New Delhi : A new research shows that Mars is blessed with a good amount of oxygen-rich water, as previously thought The study shows that the amount of water may be sufficient to support aerobic respiration This new development is in contrast to traditional views on life on the Red Planet
Scientists believed that living organisms would not be able to travel to Mars due to unfavorable atmospheric conditions survive, and that water on Mars is in the form of ice or hydrated minerals, allowing for the possibility of salty, oxygen-rich puddles
Now comes a study by scientists from the California Institute of Technology (Caltech) and the Jet Propulsion Laboratory (JPL) NASA concludes that if liquid water exists on Mars, c
U Using sophisticated computer models, the team found that puddles exist and may possibly support microbes. The poles of Mars are areas where the temperature is lower and the pressure is higher. Therefore, there may be a likelihood that more oxygen will be added to the water. And the poles of the Red Planet are the most likely place to find clues to life.

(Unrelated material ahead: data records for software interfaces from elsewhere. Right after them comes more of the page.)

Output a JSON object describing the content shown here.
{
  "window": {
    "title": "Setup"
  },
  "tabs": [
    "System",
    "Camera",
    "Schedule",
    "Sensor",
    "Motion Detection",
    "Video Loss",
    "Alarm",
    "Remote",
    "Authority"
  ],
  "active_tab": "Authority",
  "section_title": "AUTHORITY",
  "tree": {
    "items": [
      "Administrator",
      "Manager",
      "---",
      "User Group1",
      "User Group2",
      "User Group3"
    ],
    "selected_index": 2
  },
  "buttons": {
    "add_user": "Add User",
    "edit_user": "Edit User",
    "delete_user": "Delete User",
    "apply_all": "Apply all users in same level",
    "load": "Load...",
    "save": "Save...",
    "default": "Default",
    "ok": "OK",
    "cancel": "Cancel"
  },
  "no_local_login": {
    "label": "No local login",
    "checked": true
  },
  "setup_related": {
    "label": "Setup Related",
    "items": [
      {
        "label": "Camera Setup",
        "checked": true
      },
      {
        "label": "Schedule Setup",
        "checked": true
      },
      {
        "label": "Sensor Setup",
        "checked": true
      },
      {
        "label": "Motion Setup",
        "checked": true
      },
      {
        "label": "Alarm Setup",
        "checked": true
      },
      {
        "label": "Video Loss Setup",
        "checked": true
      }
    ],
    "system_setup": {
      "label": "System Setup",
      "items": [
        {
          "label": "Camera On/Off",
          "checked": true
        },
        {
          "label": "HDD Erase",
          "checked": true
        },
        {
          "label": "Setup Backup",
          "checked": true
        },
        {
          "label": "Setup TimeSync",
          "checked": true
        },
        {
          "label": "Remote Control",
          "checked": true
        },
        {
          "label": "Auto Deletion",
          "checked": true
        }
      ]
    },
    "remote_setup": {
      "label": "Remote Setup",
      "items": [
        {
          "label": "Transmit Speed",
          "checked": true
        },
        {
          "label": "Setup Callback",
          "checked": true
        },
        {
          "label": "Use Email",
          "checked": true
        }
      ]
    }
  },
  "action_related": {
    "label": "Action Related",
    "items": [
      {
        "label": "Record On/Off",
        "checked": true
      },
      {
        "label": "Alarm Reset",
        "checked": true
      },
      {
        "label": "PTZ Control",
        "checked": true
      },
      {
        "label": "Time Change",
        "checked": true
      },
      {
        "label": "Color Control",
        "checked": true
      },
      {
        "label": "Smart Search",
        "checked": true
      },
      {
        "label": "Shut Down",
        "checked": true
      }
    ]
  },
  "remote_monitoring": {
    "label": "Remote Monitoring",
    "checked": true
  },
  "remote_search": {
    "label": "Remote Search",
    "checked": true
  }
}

"If there are brines on Mars, then oxygen would have no choice but to infiltrate them," co-author of the study Woody Fischer, a geobiologist at Caltech, said in a press release. "The oxygen would make it anywhere," Smithsonian reported.
"We were absolutely stunned," said lead author Vlada Stamenković of NASA's Jet Propulsion Laboratory. "I went back to recalculate everything like five different times to make sure it was a real thing," according to the Smithsonian report.

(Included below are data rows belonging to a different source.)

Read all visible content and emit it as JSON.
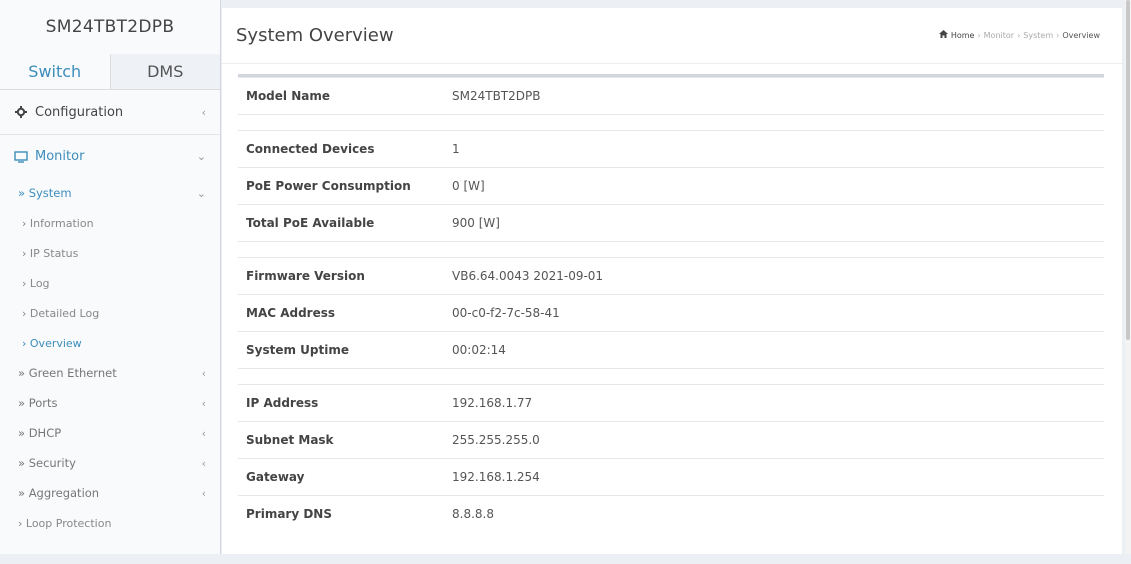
{
  "sidebar": {
    "brand": "SM24TBT2DPB",
    "tabs": [
      {
        "label": "Switch"
      },
      {
        "label": "DMS"
      }
    ],
    "configuration_label": "Configuration",
    "monitor_label": "Monitor",
    "system_label": "» System",
    "system_items": [
      {
        "label": "› Information"
      },
      {
        "label": "› IP Status"
      },
      {
        "label": "› Log"
      },
      {
        "label": "› Detailed Log"
      },
      {
        "label": "› Overview"
      }
    ],
    "other_items": [
      {
        "label": "» Green Ethernet"
      },
      {
        "label": "» Ports"
      },
      {
        "label": "» DHCP"
      },
      {
        "label": "» Security"
      },
      {
        "label": "» Aggregation"
      }
    ],
    "loop_label": "› Loop Protection"
  },
  "header": {
    "title": "System Overview",
    "breadcrumb": {
      "home": "Home",
      "monitor": "Monitor",
      "system": "System",
      "current": "Overview",
      "sep": "›"
    }
  },
  "overview": {
    "model_name": {
      "label": "Model Name",
      "value": "SM24TBT2DPB"
    },
    "connected_devices": {
      "label": "Connected Devices",
      "value": "1"
    },
    "poe_power": {
      "label": "PoE Power Consumption",
      "value": "0 [W]"
    },
    "total_poe": {
      "label": "Total PoE Available",
      "value": "900 [W]"
    },
    "firmware": {
      "label": "Firmware Version",
      "value": "VB6.64.0043 2021-09-01"
    },
    "mac": {
      "label": "MAC Address",
      "value": "00-c0-f2-7c-58-41"
    },
    "uptime": {
      "label": "System Uptime",
      "value": "00:02:14"
    },
    "ip": {
      "label": "IP Address",
      "value": "192.168.1.77"
    },
    "subnet": {
      "label": "Subnet Mask",
      "value": "255.255.255.0"
    },
    "gateway": {
      "label": "Gateway",
      "value": "192.168.1.254"
    },
    "dns": {
      "label": "Primary DNS",
      "value": "8.8.8.8"
    }
  },
  "colors": {
    "accent": "#3c8dbc",
    "text": "#444444"
  }
}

On the contrary, it must be noted that the atmosphere of Mars is about 160 times thinner than that of Earth and usually contains carbon dioxide. The availability of liquid water on Mars remains uncertain.
"Oxygen is a key element in determining the habitability of an environment, but it is relatively rare on Mars," Woody Fischer said in an official statement.

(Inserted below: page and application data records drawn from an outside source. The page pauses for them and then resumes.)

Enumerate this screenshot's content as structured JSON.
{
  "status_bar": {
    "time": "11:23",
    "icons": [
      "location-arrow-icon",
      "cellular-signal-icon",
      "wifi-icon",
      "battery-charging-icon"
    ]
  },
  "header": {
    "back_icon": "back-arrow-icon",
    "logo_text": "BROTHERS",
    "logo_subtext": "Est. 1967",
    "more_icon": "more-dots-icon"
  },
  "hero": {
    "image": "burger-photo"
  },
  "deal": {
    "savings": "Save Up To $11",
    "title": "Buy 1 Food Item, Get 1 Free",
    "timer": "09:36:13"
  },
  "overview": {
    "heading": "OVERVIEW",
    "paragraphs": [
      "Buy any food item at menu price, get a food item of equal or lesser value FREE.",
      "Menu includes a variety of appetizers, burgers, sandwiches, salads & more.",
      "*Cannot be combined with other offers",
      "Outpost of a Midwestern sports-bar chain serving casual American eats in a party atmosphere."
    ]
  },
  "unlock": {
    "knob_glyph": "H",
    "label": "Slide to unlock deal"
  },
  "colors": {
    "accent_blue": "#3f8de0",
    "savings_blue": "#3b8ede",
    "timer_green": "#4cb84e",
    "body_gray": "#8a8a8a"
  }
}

"Nobody ever thought that dissolved oxygen levels needed for aerobic respiration could theoretically exist on Mars," said Vlada Stamenković of NASA.